It feels rapid enough and emits a jet-style hrrrrrrrrshhhhhhhhh when you’re giving it death and rushing the light and quick, but knuckly gearchange home. Because there’s no turbo lunge, it doesn’t feel massively faster than a Focus ST or any other mainstream hot hatch. But some of that is down to the chassis, which is so good that you know it could handle a whole lot more power.

Scroll down the page to the embedded player to view Renault's unedited footage of the Megane R26R

Click 'Next' below to read more of our Renaultsport Megane R26R  

London motor show video

How good is this R26R?

Brilliant. The original Megane RS was a mushy dud, the tauter Cup and Trophy transformed and, with the addition of a limited slip differential, the R26 was on a different planet altogether. But now the R moves the game on again. You might have noticed the 8:17 logo in the rear quarter windows, a reference to the Megane’s time around the Nordschleife.
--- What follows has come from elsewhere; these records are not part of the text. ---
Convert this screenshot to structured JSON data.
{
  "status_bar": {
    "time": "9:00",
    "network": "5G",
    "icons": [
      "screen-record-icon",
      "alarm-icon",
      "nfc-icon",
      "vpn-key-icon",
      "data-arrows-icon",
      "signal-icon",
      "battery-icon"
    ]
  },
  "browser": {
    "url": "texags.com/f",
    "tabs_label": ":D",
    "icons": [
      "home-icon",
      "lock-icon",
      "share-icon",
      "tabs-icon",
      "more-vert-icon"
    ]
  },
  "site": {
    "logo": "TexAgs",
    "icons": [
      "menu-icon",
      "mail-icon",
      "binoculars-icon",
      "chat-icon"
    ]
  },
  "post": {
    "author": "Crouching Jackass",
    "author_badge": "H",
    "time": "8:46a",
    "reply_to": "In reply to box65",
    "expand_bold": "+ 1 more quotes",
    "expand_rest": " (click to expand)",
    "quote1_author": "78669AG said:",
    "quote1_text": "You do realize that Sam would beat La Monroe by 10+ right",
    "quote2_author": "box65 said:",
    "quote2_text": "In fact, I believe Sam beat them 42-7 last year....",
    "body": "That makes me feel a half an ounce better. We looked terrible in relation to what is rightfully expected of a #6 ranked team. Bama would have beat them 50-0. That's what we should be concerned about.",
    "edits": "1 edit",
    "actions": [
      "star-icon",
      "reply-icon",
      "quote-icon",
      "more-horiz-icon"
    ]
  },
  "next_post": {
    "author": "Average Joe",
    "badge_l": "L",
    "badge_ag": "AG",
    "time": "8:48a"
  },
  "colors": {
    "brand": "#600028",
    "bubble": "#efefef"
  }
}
If we told you that a Porsche Cayman is barely quicker there, you’ll probably get an idea of how sorted this thing is.

Because while you might expect the R26R to be a rock solid circuit car that was too stiff to be any good on the road, it is in fact incredibly compliant – and this makes it eye-poppingly quick on real roads. The steering is quick, light, accurate and utterly devoid of the rubberiness of the early Megane RS’s helm while the optional Toyos work miracles on the car’s outright grip levels and ability to change direction.

Those tyres, together with the limited slip diff, allow you to just keep pushing on and on through corners that should be spitting you into the scenery. And incredibly there is no torque steer at all. Renault claims the tyres alone are worth ten seconds of that ‘Ring time.
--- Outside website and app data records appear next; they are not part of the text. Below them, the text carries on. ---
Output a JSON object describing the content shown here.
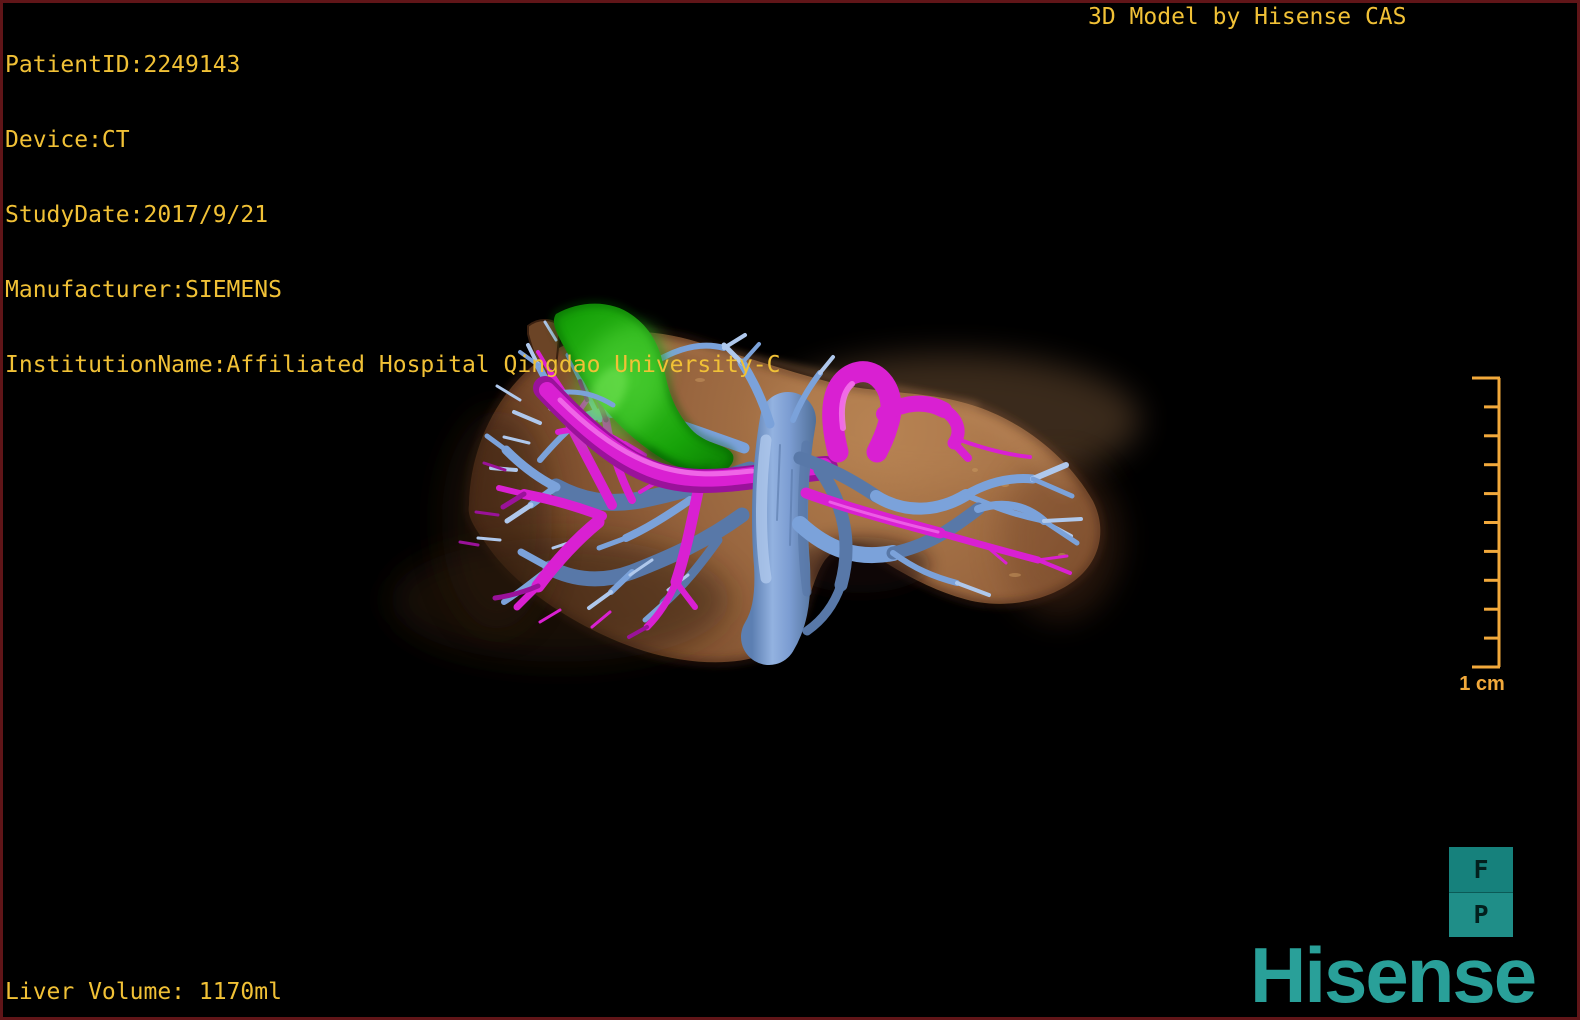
{
  "header": {
    "title": "3D Model by Hisense CAS"
  },
  "overlay": {
    "patient_id": "PatientID:2249143",
    "device": "Device:CT",
    "study_date": "StudyDate:2017/9/21",
    "manufacturer": "Manufacturer:SIEMENS",
    "institution": "InstitutionName:Affiliated Hospital Qingdao University-C"
  },
  "footer": {
    "liver_volume": "Liver Volume: 1170ml"
  },
  "scale_bar": {
    "label": "1 cm"
  },
  "orientation": {
    "front": "F",
    "posterior": "P"
  },
  "branding": {
    "logo": "Hisense"
  },
  "colors": {
    "overlay-yellow": "#F1C136",
    "ruler-gold": "#F2A93B",
    "brand-teal": "#29A099",
    "fp-top": "#16817C",
    "fp-bottom": "#1F8E88",
    "border-red": "#601518",
    "liver-tan": "#9A6842",
    "gallbladder-green": "#13A306",
    "portal-blue": "#7BA2DA",
    "vessel-magenta": "#D920D2",
    "background": "#000000"
  }
}
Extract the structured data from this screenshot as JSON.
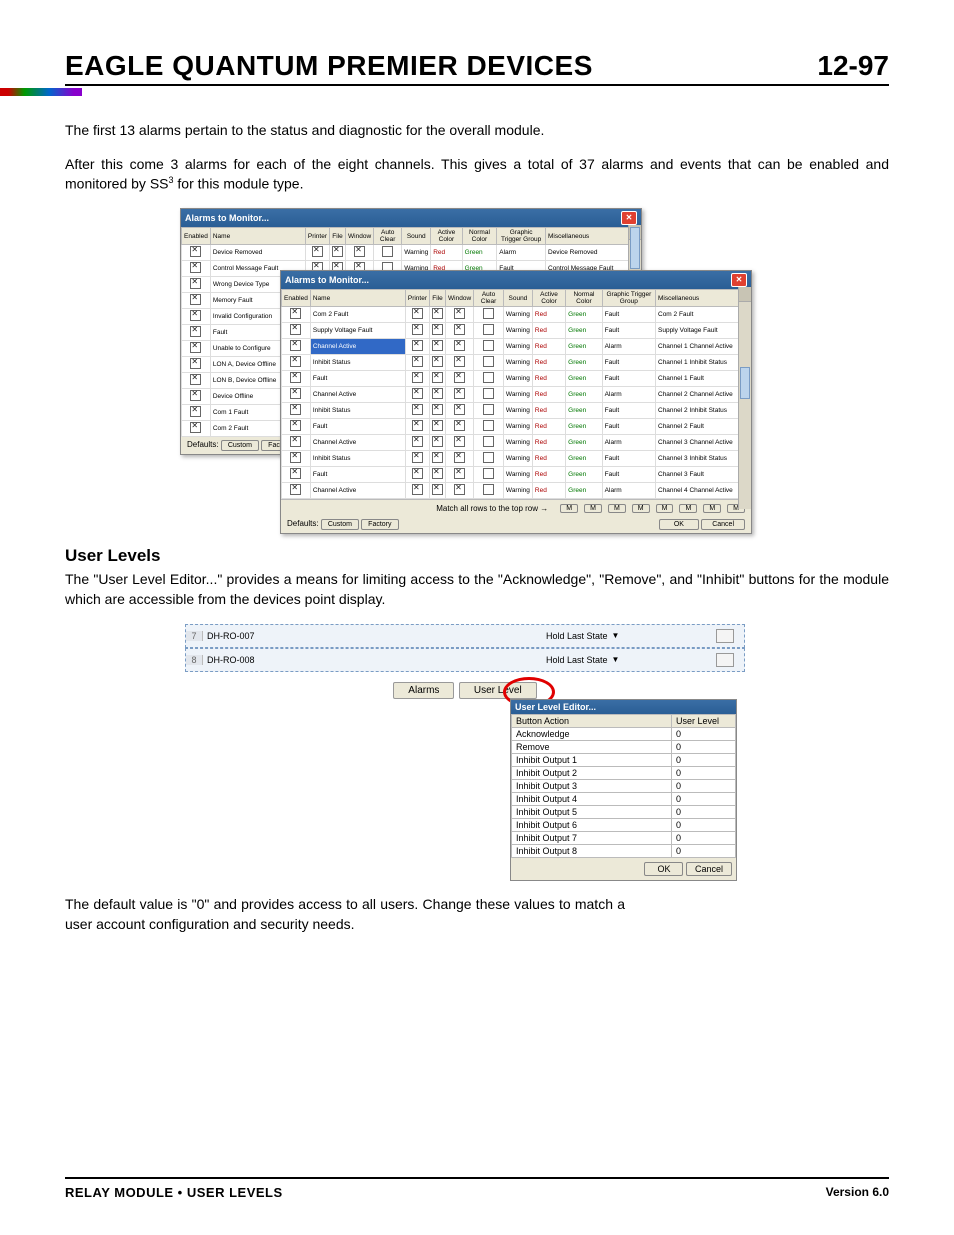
{
  "header": {
    "title": "EAGLE QUANTUM PREMIER DEVICES",
    "page": "12-97"
  },
  "p1": "The first 13 alarms pertain to the status and diagnostic for the overall module.",
  "p2_a": "After this come 3 alarms for each of the eight channels.  This gives a total of 37 alarms and events that can be enabled and monitored by S",
  "p2_sup": "3",
  "p2_b": " for this module type.",
  "dlg_title": "Alarms to Monitor...",
  "cols": {
    "enabled": "Enabled",
    "name": "Name",
    "printer": "Printer",
    "file": "File",
    "window": "Window",
    "autoclear": "Auto Clear",
    "sound": "Sound",
    "active": "Active Color",
    "normal": "Normal Color",
    "group": "Graphic Trigger Group",
    "misc": "Miscellaneous"
  },
  "snd": "Warning",
  "clrA": "Red",
  "clrN": "Green",
  "grpA": "Alarm",
  "grpF": "Fault",
  "rows1": [
    {
      "n": "Device Removed",
      "g": "Alarm",
      "m": "Device Removed"
    },
    {
      "n": "Control Message Fault",
      "g": "Fault",
      "m": "Control Message Fault"
    },
    {
      "n": "Wrong Device Type"
    },
    {
      "n": "Memory Fault"
    },
    {
      "n": "Invalid Configuration"
    },
    {
      "n": "Fault"
    },
    {
      "n": "Unable to Configure"
    },
    {
      "n": "LON A, Device Offline"
    },
    {
      "n": "LON B, Device Offline"
    },
    {
      "n": "Device Offline"
    },
    {
      "n": "Com 1 Fault"
    },
    {
      "n": "Com 2 Fault"
    }
  ],
  "rows2": [
    {
      "n": "Com 2 Fault",
      "g": "Fault",
      "m": "Com 2 Fault"
    },
    {
      "n": "Supply Voltage Fault",
      "g": "Fault",
      "m": "Supply Voltage Fault"
    },
    {
      "n": "Channel Active",
      "g": "Alarm",
      "m": "Channel 1 Channel Active",
      "hl": true
    },
    {
      "n": "Inhibit Status",
      "g": "Fault",
      "m": "Channel 1 Inhibit Status"
    },
    {
      "n": "Fault",
      "g": "Fault",
      "m": "Channel 1 Fault"
    },
    {
      "n": "Channel Active",
      "g": "Alarm",
      "m": "Channel 2 Channel Active"
    },
    {
      "n": "Inhibit Status",
      "g": "Fault",
      "m": "Channel 2 Inhibit Status"
    },
    {
      "n": "Fault",
      "g": "Fault",
      "m": "Channel 2 Fault"
    },
    {
      "n": "Channel Active",
      "g": "Alarm",
      "m": "Channel 3 Channel Active"
    },
    {
      "n": "Inhibit Status",
      "g": "Fault",
      "m": "Channel 3 Inhibit Status"
    },
    {
      "n": "Fault",
      "g": "Fault",
      "m": "Channel 3 Fault"
    },
    {
      "n": "Channel Active",
      "g": "Alarm",
      "m": "Channel 4 Channel Active"
    }
  ],
  "match_label": "Match all rows to the top row →",
  "m_btn": "M",
  "defaults": "Defaults:",
  "custom": "Custom",
  "factory": "Factory",
  "ok": "OK",
  "cancel": "Cancel",
  "sec_title": "User Levels",
  "p3": "The \"User Level Editor...\" provides a means for limiting access to the \"Acknowledge\", \"Remove\", and \"Inhibit\" buttons for the module which are accessible from the devices point display.",
  "grid": [
    {
      "i": "7",
      "n": "DH-RO-007",
      "s": "Hold Last State"
    },
    {
      "i": "8",
      "n": "DH-RO-008",
      "s": "Hold Last State"
    }
  ],
  "tab_alarms": "Alarms",
  "tab_userlevel": "User Level",
  "p4": "The default value is \"0\" and provides access to all users. Change these values to match a user account configuration and security needs.",
  "ule_title": "User Level Editor...",
  "ule_h1": "Button Action",
  "ule_h2": "User Level",
  "ule_rows": [
    {
      "a": "Acknowledge",
      "v": "0"
    },
    {
      "a": "Remove",
      "v": "0"
    },
    {
      "a": "Inhibit Output 1",
      "v": "0"
    },
    {
      "a": "Inhibit Output 2",
      "v": "0"
    },
    {
      "a": "Inhibit Output 3",
      "v": "0"
    },
    {
      "a": "Inhibit Output 4",
      "v": "0"
    },
    {
      "a": "Inhibit Output 5",
      "v": "0"
    },
    {
      "a": "Inhibit Output 6",
      "v": "0"
    },
    {
      "a": "Inhibit Output 7",
      "v": "0"
    },
    {
      "a": "Inhibit Output 8",
      "v": "0"
    }
  ],
  "footer": {
    "left": "RELAY MODULE • USER LEVELS",
    "right": "Version 6.0"
  }
}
I’ll bet it’s unusable day to day...

Well clearly it’s not going to be winning any What Car? Awards for practicality. It’s a two-seater with a compromised boot space and (if you specify the optional Toyos), less than ideal wet-weather performance. And the racing harnesses are a pain in the bum (and the groin) in daily use.

However, the R26R is also surprisingly civilised. Though Renault claims to have removed lots of soundproofing, it appears to be little noisier than the standard car and because it still has carpets and door cards, the panels don’t resonate like an old washing machine on full spin. If you didn’t look behind, you’d never know the madness going on in the rear.

Click 'Next' to read CAR's verdict on the new Renaultsport Megane R26R

London motor show video

Verdict

We can’t remember the last time we had so much fun in a hot hatch. And it’s remarkable to think how far the hot Megane has come from an inauspicious start. Such is Britain’s love for hot Renaults that 230 of the 400 run are UK-bound. If you love track days, you’ll love the R26R.

Our only concern is that robbed of the practical element that is at the cornerstone of the hot hatch concept, the R26R moves into very competitive territory. For us the prospect of a six-month old Lotus Elise or 18 month-old Exige for the same money would be too difficult to ignore.

Scroll down the page to the embedded player to view Renault's unedited footage of the Megane R26R

A step too far? Click 'Add your comment' below and let us know what you think of the Renaultsport Megane R26R 

Specs

Price when new: £22,990
On sale in the UK: Now
Engine: 1998cc 16v turbocharged 4-cyl, 227bhp @ 5500rpm, 228lb ft @ 3000rpm
Transmission: Six-speed manual, front-wheel drive
Performance: 6.0sec 0-62mph, 148mph, 33.2mpg, 199g/km
Weight / material: 1230kg/steel
Dimensions (length/width/height in mm): 4228/1777/1437

Rivals

Other Models

Renault Megane Cars for Sale

View all Renault Megane Cars for Sale

Renault Megane Leasing Deals

Photo Gallery

  • Renaultsport Megane R26R (2008) CAR review and video
  • Renaultsport Megane R26R (2008) CAR review and video
  • Renaultsport Megane R26R (2008) CAR review and video
  • Renaultsport Megane R26R (2008) CAR review and video
  • Renaultsport Megane R26R (2008) CAR review and video

By Chris Chilton

Contributing editor, ace driver, wit supplier, mischief maker

Comments